▶ _DIRECTIONS FOR THIS TASK_
Because the lines must stay identical, write out the data without changing anything.

(Data items)
▬▬▬▬▬▬▬▬▬▬
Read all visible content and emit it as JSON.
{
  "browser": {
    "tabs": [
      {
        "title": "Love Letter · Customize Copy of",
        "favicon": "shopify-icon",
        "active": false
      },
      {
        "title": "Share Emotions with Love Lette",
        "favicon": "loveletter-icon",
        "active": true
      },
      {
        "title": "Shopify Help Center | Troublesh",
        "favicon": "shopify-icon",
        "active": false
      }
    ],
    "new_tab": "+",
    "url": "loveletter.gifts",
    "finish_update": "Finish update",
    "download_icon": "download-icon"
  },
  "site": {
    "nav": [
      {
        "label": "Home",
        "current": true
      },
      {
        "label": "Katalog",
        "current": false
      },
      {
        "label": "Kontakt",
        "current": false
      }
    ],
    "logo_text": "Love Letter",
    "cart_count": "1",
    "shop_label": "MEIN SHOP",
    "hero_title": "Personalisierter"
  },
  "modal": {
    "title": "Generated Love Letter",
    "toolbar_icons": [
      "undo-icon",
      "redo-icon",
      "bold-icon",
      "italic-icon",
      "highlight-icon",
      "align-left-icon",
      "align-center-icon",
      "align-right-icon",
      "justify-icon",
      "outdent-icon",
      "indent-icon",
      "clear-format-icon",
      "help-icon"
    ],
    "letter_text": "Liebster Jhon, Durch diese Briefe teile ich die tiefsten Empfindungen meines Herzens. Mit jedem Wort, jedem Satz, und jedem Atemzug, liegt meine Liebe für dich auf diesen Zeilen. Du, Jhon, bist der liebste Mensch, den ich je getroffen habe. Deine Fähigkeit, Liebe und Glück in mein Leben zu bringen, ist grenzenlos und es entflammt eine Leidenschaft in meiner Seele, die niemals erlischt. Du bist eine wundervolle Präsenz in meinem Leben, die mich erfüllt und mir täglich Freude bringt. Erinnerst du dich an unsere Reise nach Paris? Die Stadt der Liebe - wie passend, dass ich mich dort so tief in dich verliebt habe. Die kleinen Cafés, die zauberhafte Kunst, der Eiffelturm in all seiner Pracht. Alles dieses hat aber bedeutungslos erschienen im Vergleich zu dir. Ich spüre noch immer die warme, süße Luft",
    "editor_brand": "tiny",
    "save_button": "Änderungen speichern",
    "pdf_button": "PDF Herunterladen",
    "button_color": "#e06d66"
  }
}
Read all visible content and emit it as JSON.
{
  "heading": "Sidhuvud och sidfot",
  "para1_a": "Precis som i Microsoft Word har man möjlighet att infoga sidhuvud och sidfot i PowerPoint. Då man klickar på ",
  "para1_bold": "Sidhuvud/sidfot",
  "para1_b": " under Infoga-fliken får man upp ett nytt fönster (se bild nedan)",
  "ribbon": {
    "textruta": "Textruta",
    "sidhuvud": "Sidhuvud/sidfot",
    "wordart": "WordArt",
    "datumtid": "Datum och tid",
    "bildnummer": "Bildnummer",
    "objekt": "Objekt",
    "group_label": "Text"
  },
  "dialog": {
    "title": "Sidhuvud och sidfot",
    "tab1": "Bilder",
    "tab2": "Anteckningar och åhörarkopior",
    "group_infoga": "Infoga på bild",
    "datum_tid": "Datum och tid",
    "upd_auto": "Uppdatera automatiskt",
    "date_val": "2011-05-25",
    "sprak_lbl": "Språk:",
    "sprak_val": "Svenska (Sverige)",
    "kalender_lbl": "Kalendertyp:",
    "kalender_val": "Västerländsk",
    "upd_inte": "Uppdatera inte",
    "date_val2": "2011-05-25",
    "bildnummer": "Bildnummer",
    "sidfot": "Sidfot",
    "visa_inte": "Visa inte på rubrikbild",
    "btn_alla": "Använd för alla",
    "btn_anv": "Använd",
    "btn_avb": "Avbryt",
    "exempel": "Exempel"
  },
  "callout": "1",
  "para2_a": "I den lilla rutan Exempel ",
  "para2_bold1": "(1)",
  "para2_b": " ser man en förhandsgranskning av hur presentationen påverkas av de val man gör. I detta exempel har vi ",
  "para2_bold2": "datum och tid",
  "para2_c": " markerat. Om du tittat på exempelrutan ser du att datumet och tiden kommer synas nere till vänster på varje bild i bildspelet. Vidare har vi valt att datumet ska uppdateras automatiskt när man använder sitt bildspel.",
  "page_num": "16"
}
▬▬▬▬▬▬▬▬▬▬
▶ _WRITTEN REPLY_
Read all visible content and emit it as JSON.
{
  "browser": {
    "tabs": [
      {
        "title": "Love Letter · Customize Copy of",
        "favicon": "shopify-icon",
        "active": false
      },
      {
        "title": "Share Emotions with Love Lette",
        "favicon": "loveletter-icon",
        "active": true
      },
      {
        "title": "Shopify Help Center | Troublesh",
        "favicon": "shopify-icon",
        "active": false
      }
    ],
    "new_tab": "+",
    "url": "loveletter.gifts",
    "finish_update": "Finish update",
    "download_icon": "download-icon"
  },
  "site": {
    "nav": [
      {
        "label": "Home",
        "current": true
      },
      {
        "label": "Katalog",
        "current": false
      },
      {
        "label": "Kontakt",
        "current": false
      }
    ],
    "logo_text": "Love Letter",
    "cart_count": "1",
    "shop_label": "MEIN SHOP",
    "hero_title": "Personalisierter"
  },
  "modal": {
    "title": "Generated Love Letter",
    "toolbar_icons": [
      "undo-icon",
      "redo-icon",
      "bold-icon",
      "italic-icon",
      "highlight-icon",
      "align-left-icon",
      "align-center-icon",
      "align-right-icon",
      "justify-icon",
      "outdent-icon",
      "indent-icon",
      "clear-format-icon",
      "help-icon"
    ],
    "letter_text": "Liebster Jhon, Durch diese Briefe teile ich die tiefsten Empfindungen meines Herzens. Mit jedem Wort, jedem Satz, und jedem Atemzug, liegt meine Liebe für dich auf diesen Zeilen. Du, Jhon, bist der liebste Mensch, den ich je getroffen habe. Deine Fähigkeit, Liebe und Glück in mein Leben zu bringen, ist grenzenlos und es entflammt eine Leidenschaft in meiner Seele, die niemals erlischt. Du bist eine wundervolle Präsenz in meinem Leben, die mich erfüllt und mir täglich Freude bringt. Erinnerst du dich an unsere Reise nach Paris? Die Stadt der Liebe - wie passend, dass ich mich dort so tief in dich verliebt habe. Die kleinen Cafés, die zauberhafte Kunst, der Eiffelturm in all seiner Pracht. Alles dieses hat aber bedeutungslos erschienen im Vergleich zu dir. Ich spüre noch immer die warme, süße Luft",
    "editor_brand": "tiny",
    "save_button": "Änderungen speichern",
    "pdf_button": "PDF Herunterladen",
    "button_color": "#e06d66"
  }
}
Read all visible content and emit it as JSON.
{
  "heading": "Sidhuvud och sidfot",
  "para1_a": "Precis som i Microsoft Word har man möjlighet att infoga sidhuvud och sidfot i PowerPoint. Då man klickar på ",
  "para1_bold": "Sidhuvud/sidfot",
  "para1_b": " under Infoga-fliken får man upp ett nytt fönster (se bild nedan)",
  "ribbon": {
    "textruta": "Textruta",
    "sidhuvud": "Sidhuvud/sidfot",
    "wordart": "WordArt",
    "datumtid": "Datum och tid",
    "bildnummer": "Bildnummer",
    "objekt": "Objekt",
    "group_label": "Text"
  },
  "dialog": {
    "title": "Sidhuvud och sidfot",
    "tab1": "Bilder",
    "tab2": "Anteckningar och åhörarkopior",
    "group_infoga": "Infoga på bild",
    "datum_tid": "Datum och tid",
    "upd_auto": "Uppdatera automatiskt",
    "date_val": "2011-05-25",
    "sprak_lbl": "Språk:",
    "sprak_val": "Svenska (Sverige)",
    "kalender_lbl": "Kalendertyp:",
    "kalender_val": "Västerländsk",
    "upd_inte": "Uppdatera inte",
    "date_val2": "2011-05-25",
    "bildnummer": "Bildnummer",
    "sidfot": "Sidfot",
    "visa_inte": "Visa inte på rubrikbild",
    "btn_alla": "Använd för alla",
    "btn_anv": "Använd",
    "btn_avb": "Avbryt",
    "exempel": "Exempel"
  },
  "callout": "1",
  "para2_a": "I den lilla rutan Exempel ",
  "para2_bold1": "(1)",
  "para2_b": " ser man en förhandsgranskning av hur presentationen påverkas av de val man gör. I detta exempel har vi ",
  "para2_bold2": "datum och tid",
  "para2_c": " markerat. Om du tittat på exempelrutan ser du att datumet och tiden kommer synas nere till vänster på varje bild i bildspelet. Vidare har vi valt att datumet ska uppdateras automatiskt när man använder sitt bildspel.",
  "page_num": "16"
}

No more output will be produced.